[Page and application data records]
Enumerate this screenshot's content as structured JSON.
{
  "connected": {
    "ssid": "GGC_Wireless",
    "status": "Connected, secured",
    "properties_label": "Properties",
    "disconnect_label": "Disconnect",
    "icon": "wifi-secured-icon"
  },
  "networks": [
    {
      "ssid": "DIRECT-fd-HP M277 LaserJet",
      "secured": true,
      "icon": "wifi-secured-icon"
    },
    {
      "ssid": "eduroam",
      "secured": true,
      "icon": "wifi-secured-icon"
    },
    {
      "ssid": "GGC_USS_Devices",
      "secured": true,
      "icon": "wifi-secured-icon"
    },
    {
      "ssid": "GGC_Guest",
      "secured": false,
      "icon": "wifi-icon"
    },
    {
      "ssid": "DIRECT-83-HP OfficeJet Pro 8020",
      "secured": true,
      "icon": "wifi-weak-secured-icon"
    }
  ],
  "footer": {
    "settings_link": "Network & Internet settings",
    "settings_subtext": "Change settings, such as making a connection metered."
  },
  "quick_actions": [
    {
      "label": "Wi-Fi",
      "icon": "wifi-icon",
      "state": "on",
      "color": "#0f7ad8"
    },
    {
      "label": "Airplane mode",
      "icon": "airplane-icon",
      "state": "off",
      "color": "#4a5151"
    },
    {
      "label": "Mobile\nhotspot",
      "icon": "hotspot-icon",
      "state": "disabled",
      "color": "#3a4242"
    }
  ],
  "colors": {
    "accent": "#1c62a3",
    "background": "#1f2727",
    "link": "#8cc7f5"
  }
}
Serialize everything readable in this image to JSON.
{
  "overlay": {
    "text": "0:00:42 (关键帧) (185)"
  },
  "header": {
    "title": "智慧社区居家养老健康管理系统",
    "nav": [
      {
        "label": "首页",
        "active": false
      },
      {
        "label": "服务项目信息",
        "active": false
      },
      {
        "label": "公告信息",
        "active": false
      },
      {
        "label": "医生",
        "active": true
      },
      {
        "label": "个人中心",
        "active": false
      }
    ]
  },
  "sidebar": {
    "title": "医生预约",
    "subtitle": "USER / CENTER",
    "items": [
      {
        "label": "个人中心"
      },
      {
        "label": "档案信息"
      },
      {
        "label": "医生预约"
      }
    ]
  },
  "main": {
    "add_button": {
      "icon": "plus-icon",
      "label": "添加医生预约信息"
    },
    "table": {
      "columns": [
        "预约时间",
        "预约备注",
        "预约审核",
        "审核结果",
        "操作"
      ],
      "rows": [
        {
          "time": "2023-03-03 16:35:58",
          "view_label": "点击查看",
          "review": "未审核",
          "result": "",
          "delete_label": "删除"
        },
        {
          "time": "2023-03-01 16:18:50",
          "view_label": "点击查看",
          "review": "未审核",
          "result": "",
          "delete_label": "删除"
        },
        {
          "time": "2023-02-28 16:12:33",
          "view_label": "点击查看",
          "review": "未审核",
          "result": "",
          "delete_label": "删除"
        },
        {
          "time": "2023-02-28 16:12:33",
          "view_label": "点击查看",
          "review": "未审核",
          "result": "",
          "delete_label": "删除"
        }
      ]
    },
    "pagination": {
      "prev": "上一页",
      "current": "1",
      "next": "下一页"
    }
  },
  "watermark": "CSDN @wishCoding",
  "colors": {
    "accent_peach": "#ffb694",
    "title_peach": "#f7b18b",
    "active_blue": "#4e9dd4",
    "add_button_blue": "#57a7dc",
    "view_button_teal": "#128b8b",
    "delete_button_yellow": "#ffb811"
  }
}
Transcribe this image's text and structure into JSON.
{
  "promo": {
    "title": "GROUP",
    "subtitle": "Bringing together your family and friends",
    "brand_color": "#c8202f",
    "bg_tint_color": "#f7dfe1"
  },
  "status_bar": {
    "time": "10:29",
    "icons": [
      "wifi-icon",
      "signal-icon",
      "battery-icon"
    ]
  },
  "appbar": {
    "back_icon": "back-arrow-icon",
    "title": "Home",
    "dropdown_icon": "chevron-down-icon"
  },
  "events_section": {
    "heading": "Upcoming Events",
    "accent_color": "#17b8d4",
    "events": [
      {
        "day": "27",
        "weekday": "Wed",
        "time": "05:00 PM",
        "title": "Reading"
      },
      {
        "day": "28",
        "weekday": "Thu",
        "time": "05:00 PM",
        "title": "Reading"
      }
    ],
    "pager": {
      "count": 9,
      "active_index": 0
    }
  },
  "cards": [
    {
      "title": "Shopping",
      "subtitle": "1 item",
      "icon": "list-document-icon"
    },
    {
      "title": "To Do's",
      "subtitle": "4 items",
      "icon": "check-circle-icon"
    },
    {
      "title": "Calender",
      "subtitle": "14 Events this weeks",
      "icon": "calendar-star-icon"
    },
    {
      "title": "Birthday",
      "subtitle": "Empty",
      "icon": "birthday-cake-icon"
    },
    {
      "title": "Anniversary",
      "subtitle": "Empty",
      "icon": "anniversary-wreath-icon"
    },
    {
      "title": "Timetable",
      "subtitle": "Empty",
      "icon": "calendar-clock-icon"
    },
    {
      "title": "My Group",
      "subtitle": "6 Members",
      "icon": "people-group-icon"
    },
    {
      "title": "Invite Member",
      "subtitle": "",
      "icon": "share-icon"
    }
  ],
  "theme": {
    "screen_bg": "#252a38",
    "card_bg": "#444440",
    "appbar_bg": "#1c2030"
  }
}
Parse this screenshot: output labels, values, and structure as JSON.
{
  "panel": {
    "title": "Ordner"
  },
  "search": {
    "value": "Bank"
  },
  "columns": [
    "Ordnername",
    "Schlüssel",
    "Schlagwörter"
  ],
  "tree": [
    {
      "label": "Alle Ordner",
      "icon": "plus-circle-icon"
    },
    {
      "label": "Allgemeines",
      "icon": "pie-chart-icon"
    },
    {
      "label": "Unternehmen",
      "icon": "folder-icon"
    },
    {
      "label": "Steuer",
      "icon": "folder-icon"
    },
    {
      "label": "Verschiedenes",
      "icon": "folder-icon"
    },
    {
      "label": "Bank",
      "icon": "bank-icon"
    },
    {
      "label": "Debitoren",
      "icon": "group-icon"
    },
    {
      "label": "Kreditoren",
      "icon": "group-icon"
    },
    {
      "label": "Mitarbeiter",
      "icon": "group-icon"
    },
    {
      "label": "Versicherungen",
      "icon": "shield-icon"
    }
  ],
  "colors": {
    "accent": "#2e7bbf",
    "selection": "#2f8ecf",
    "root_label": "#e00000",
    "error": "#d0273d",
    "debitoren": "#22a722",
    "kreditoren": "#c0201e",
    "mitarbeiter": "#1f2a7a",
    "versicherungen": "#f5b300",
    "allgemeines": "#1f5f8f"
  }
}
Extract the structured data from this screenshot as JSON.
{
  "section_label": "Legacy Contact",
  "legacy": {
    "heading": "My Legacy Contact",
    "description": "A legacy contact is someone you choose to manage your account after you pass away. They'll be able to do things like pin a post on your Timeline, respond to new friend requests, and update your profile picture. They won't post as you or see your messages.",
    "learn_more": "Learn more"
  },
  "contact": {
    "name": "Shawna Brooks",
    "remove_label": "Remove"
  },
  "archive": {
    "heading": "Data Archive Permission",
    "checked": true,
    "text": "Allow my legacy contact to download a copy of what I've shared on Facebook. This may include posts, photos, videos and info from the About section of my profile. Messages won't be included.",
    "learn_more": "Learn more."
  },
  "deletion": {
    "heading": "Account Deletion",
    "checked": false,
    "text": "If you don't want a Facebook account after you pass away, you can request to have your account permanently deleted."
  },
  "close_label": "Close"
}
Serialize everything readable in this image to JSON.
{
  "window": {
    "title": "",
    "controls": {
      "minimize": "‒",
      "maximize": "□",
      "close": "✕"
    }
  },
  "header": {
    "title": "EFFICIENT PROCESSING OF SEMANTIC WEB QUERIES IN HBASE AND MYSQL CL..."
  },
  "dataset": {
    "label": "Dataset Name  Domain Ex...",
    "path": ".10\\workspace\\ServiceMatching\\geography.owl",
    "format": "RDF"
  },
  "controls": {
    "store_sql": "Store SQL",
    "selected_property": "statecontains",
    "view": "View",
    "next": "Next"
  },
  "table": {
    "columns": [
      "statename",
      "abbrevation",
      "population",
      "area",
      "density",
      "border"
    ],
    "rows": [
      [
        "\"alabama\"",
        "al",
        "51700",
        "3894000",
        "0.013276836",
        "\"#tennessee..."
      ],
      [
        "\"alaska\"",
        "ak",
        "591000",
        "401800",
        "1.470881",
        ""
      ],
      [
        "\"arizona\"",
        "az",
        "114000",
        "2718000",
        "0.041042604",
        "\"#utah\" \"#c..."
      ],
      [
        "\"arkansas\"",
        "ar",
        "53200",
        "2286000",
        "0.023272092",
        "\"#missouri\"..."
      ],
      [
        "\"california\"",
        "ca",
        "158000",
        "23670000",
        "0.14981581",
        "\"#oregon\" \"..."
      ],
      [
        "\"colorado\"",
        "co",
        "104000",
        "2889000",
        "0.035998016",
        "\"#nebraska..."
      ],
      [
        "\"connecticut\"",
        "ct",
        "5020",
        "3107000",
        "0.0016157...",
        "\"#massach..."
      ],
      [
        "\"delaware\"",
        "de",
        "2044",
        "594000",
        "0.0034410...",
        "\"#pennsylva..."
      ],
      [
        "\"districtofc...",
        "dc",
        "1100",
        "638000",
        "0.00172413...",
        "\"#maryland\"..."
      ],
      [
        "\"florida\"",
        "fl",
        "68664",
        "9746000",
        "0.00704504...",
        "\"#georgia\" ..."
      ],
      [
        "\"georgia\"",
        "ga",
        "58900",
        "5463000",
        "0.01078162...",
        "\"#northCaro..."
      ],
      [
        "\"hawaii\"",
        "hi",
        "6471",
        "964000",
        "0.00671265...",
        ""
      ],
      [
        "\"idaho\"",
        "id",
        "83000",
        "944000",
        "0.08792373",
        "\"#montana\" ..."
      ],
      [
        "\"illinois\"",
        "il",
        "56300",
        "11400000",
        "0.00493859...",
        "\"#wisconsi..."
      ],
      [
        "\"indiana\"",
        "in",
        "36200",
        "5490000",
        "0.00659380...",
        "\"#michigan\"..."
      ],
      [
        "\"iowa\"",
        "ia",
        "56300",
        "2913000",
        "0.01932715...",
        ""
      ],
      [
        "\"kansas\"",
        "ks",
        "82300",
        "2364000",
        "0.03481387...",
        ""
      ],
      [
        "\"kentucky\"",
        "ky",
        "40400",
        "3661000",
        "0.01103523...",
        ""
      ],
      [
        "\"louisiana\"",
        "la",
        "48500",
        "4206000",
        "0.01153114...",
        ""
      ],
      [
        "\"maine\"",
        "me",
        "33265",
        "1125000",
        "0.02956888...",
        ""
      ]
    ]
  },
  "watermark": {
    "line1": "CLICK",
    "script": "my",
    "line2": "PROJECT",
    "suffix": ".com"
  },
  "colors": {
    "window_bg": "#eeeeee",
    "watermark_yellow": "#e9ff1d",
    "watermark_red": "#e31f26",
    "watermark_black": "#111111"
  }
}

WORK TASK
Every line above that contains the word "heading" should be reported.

THE COMPLETED TASK
    "heading": "Upcoming Events",
    "heading": "My Legacy Contact",
    "heading": "Data Archive Permission",
    "heading": "Account Deletion",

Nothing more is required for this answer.